#### [Work request]
Please output the listing below character for character and omit the images.

#### [Data provided]

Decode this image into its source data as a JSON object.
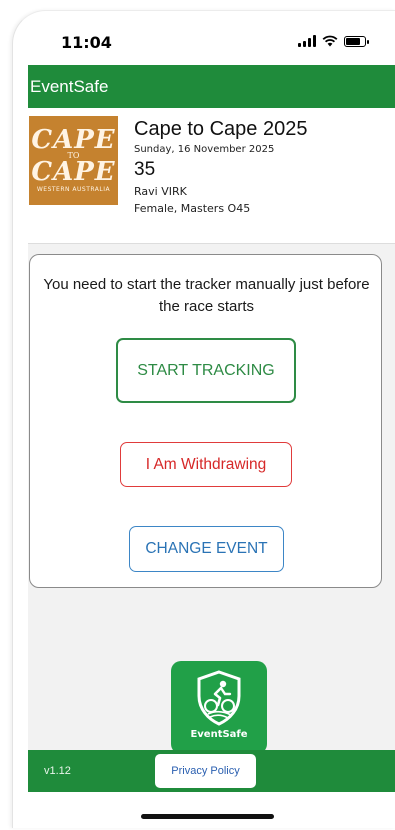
{
  "status_bar": {
    "time": "11:04"
  },
  "app_bar": {
    "title": "EventSafe"
  },
  "event": {
    "logo": {
      "line1": "CAPE",
      "connector": "TO",
      "line2": "CAPE",
      "subtitle": "WESTERN AUSTRALIA"
    },
    "name": "Cape to Cape 2025",
    "date": "Sunday, 16 November 2025",
    "bib": "35",
    "athlete_name": "Ravi VIRK",
    "category": "Female, Masters O45"
  },
  "card": {
    "message": "You need to start the tracker manually just before the race starts",
    "start_label": "START TRACKING",
    "withdraw_label": "I Am Withdrawing",
    "change_label": "CHANGE EVENT"
  },
  "brand": {
    "name": "EventSafe",
    "icon": "shield-cyclist-icon"
  },
  "footer": {
    "version": "v1.12",
    "privacy_label": "Privacy Policy"
  },
  "colors": {
    "primary_green": "#1f8b3b",
    "start_green": "#2e8b45",
    "withdraw_red": "#d62828",
    "change_blue": "#2a73b5",
    "logo_orange": "#c5822f"
  }
}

#### [Completed exercise]
Decode this image into its source data as a JSON object.
{
  "status_bar": {
    "time": "11:04"
  },
  "app_bar": {
    "title": "EventSafe"
  },
  "event": {
    "logo": {
      "line1": "CAPE",
      "connector": "TO",
      "line2": "CAPE",
      "subtitle": "WESTERN AUSTRALIA"
    },
    "name": "Cape to Cape 2025",
    "date": "Sunday, 16 November 2025",
    "bib": "35",
    "athlete_name": "Ravi VIRK",
    "category": "Female, Masters O45"
  },
  "card": {
    "message": "You need to start the tracker manually just before the race starts",
    "start_label": "START TRACKING",
    "withdraw_label": "I Am Withdrawing",
    "change_label": "CHANGE EVENT"
  },
  "brand": {
    "name": "EventSafe",
    "icon": "shield-cyclist-icon"
  },
  "footer": {
    "version": "v1.12",
    "privacy_label": "Privacy Policy"
  },
  "colors": {
    "primary_green": "#1f8b3b",
    "start_green": "#2e8b45",
    "withdraw_red": "#d62828",
    "change_blue": "#2a73b5",
    "logo_orange": "#c5822f"
  }
}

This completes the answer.